• _Description of the task_
Copy each line from the records below in which the word "subtitle" is found.

• _Data records_

↓

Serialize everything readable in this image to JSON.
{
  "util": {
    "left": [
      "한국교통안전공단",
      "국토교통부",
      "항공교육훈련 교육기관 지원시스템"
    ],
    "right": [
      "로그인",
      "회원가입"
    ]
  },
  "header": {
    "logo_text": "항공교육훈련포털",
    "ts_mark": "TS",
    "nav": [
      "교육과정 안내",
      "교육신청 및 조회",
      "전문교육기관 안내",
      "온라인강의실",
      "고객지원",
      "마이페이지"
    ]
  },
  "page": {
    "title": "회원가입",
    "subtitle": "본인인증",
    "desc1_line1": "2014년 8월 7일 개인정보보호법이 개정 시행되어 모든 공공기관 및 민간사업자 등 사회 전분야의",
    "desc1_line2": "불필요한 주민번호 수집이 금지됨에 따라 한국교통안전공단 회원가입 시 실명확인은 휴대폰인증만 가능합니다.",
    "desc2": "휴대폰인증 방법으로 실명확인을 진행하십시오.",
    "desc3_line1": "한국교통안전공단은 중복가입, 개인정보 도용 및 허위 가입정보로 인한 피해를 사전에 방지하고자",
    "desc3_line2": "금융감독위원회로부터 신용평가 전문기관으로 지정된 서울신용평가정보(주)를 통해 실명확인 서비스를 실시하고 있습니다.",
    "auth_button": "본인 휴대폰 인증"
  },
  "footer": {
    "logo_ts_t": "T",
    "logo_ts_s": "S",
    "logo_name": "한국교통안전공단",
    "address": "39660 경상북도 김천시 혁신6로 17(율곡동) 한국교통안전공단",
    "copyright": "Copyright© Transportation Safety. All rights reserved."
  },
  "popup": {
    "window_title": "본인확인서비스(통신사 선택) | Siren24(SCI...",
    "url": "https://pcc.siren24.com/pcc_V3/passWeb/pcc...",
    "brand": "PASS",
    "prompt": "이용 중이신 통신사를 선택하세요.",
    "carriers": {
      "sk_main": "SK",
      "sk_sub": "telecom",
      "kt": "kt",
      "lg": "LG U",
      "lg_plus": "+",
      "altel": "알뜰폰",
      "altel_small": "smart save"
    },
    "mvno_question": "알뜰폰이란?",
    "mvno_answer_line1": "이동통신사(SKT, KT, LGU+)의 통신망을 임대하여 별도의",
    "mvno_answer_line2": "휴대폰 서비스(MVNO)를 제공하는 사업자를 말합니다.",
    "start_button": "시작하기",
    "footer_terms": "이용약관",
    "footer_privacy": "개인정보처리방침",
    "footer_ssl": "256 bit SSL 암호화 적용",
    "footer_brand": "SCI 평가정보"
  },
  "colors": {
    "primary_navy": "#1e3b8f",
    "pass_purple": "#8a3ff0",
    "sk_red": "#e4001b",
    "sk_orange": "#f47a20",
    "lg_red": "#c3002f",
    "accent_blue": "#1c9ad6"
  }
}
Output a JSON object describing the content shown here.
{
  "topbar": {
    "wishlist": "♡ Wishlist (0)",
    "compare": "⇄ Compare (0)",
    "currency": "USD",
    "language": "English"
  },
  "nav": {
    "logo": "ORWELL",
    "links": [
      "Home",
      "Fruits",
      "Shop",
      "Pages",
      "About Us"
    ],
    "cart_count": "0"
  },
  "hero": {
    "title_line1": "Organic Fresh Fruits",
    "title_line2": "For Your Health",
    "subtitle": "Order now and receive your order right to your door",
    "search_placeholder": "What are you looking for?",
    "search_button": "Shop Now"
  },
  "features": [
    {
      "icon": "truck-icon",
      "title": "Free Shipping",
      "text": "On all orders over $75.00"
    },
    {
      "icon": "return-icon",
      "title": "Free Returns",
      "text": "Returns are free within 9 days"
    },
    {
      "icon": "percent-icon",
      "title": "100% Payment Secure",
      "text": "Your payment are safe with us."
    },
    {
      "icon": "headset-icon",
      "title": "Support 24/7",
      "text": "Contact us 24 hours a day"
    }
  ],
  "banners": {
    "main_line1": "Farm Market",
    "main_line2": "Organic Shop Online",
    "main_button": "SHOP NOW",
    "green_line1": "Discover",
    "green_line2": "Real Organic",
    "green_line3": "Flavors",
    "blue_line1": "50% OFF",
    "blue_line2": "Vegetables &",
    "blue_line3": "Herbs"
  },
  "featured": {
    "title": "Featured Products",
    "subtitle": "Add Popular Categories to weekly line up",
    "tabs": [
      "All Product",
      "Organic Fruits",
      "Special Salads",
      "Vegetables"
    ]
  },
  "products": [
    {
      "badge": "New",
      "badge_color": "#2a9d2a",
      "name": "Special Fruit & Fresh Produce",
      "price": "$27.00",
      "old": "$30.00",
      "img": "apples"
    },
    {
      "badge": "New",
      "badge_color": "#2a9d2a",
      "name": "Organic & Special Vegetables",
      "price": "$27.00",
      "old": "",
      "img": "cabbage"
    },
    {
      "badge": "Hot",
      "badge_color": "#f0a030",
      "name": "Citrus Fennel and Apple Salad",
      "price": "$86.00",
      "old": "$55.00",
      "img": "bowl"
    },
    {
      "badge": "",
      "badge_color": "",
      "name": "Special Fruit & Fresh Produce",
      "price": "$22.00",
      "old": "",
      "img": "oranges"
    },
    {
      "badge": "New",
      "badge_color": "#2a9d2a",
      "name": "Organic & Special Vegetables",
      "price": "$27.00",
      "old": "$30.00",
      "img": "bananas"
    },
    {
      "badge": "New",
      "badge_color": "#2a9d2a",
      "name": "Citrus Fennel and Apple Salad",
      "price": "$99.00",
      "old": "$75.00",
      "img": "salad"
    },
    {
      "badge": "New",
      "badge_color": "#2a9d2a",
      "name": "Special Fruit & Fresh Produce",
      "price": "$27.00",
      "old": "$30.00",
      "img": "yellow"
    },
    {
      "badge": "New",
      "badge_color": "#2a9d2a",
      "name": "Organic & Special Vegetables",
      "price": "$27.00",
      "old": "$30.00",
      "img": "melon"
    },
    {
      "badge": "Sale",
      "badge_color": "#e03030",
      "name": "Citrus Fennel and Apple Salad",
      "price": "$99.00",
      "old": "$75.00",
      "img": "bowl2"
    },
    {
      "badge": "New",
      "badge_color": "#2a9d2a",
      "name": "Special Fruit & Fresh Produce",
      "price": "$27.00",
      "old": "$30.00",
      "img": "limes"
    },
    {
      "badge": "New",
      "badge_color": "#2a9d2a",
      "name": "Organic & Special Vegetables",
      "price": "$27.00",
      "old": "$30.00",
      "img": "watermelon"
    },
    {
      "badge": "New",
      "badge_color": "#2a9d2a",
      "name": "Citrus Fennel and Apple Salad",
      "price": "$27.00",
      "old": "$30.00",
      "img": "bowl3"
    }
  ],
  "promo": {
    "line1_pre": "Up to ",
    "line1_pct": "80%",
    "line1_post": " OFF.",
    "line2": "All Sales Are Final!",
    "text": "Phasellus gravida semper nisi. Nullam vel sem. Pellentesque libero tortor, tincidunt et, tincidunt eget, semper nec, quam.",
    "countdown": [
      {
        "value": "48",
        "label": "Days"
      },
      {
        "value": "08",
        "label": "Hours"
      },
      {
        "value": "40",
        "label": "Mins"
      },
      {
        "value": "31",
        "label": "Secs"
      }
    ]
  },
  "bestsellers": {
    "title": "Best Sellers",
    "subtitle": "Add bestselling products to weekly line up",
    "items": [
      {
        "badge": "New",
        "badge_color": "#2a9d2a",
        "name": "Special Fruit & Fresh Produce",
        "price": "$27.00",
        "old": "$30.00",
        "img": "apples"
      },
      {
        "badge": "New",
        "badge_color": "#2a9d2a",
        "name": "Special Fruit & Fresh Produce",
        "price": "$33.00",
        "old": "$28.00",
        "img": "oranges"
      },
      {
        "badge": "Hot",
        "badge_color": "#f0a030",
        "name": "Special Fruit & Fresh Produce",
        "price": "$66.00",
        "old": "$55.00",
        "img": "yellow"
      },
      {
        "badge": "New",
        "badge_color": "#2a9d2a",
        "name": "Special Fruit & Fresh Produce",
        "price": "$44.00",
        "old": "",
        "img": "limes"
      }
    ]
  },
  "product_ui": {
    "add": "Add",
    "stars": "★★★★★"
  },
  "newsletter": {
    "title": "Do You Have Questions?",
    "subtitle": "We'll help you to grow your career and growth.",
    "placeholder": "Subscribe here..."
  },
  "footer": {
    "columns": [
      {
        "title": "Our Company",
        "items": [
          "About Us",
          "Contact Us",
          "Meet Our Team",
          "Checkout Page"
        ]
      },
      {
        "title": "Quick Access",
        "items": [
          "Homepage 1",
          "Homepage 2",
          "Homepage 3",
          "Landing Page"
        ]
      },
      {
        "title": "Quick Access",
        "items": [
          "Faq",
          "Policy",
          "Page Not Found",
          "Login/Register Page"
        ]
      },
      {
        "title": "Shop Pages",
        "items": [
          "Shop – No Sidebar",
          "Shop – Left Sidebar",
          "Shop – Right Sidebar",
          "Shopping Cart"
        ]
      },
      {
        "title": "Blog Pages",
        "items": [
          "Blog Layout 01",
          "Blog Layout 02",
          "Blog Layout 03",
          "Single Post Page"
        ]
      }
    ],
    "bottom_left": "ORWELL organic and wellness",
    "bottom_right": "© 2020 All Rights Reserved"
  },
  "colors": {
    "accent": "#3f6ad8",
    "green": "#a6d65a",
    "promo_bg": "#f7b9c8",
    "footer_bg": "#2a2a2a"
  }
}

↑

• _Task answer_
    "subtitle": "본인인증",
    "subtitle": "Order now and receive your order right to your door",
    "subtitle": "Add Popular Categories to weekly line up",
    "subtitle": "Add bestselling products to weekly line up",
    "subtitle": "We'll help you to grow your career and growth.",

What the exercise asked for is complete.